## [Assigned task]
Copy out every line from the records that includes "icon".

## [Dataset extract]
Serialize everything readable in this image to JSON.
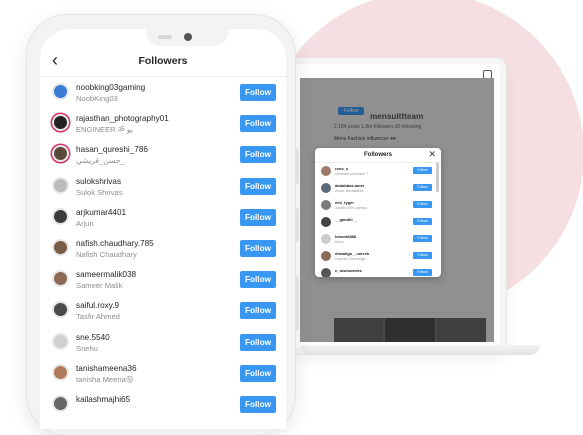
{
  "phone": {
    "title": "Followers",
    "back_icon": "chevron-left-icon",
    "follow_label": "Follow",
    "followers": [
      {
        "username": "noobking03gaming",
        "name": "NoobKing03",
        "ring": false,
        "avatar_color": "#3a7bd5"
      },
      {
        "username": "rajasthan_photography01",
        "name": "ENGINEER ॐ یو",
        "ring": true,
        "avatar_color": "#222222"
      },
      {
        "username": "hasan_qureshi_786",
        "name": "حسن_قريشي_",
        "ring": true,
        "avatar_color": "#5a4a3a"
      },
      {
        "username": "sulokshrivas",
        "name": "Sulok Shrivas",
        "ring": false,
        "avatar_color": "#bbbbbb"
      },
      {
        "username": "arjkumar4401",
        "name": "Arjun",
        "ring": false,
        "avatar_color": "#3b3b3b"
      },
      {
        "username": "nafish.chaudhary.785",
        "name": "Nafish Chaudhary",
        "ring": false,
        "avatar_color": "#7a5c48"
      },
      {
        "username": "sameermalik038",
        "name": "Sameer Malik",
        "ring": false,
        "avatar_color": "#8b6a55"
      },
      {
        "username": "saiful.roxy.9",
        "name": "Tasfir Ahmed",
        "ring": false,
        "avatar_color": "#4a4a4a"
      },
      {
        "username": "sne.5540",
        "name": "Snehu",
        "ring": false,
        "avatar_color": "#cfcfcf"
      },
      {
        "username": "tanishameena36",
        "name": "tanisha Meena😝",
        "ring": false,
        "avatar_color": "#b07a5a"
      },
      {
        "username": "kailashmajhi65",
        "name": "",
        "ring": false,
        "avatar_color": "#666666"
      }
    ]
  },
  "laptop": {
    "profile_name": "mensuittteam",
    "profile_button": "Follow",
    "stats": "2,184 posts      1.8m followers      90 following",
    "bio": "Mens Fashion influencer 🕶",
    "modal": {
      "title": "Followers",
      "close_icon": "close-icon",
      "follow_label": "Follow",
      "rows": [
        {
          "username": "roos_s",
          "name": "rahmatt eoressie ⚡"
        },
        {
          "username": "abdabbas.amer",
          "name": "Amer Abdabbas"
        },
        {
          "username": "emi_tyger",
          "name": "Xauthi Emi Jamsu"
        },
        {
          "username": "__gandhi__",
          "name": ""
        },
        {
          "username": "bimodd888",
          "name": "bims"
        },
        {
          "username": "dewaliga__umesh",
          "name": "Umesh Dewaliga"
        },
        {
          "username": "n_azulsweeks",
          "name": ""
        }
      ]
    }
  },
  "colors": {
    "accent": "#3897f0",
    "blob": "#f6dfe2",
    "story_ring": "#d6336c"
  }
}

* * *

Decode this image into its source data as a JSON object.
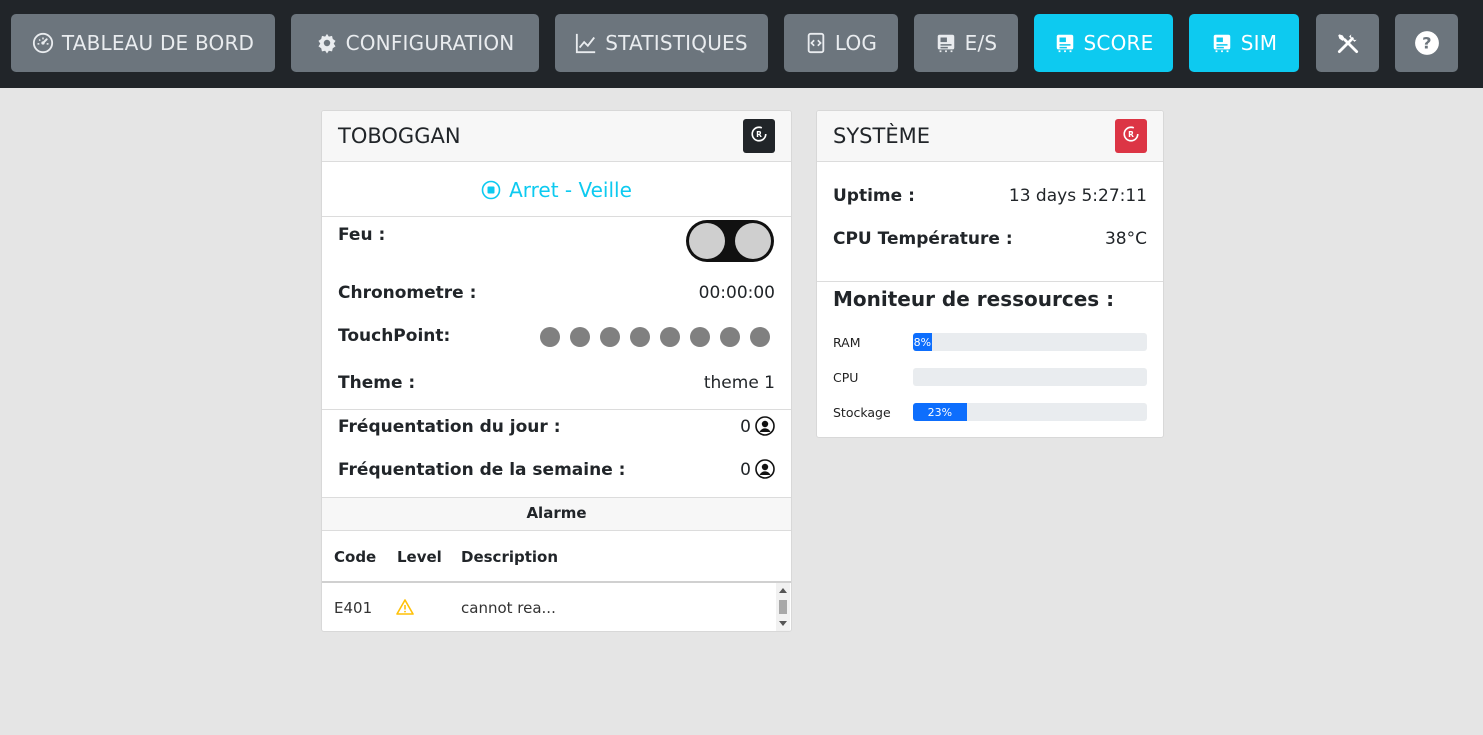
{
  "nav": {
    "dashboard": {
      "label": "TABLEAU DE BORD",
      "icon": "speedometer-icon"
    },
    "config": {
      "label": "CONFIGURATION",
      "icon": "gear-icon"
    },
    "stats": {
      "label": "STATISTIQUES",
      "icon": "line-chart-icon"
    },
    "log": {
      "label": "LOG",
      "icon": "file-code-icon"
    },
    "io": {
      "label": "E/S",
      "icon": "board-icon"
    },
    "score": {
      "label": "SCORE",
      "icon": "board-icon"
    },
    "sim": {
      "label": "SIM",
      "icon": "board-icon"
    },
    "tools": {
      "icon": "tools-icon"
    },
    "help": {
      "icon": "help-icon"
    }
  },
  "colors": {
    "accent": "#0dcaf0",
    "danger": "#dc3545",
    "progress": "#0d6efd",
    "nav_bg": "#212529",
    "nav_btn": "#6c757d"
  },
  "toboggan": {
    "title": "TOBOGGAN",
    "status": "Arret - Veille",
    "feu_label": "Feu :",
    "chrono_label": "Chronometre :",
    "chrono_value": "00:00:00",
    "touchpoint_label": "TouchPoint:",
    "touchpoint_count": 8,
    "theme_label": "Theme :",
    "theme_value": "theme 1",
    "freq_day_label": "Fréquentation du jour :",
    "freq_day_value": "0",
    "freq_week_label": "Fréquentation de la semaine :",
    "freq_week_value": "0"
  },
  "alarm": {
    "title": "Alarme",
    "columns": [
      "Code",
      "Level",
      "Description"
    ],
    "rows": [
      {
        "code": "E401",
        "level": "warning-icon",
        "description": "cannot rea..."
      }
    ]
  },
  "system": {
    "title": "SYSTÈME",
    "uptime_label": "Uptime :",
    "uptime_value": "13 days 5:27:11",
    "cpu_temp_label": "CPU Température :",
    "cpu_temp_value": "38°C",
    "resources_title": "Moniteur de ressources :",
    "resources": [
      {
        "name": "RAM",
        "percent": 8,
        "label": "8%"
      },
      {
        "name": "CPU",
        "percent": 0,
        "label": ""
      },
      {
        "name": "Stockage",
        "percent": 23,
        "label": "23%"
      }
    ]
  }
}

## [Task response]
    "back_icon": "chevron-left-icon",
      "close_icon": "close-icon",
      "icon": "speedometer-icon"
      "icon": "gear-icon"
      "icon": "line-chart-icon"
      "icon": "file-code-icon"
      "icon": "board-icon"
      "icon": "board-icon"
      "icon": "board-icon"
      "icon": "tools-icon"
      "icon": "help-icon"
        "level": "warning-icon",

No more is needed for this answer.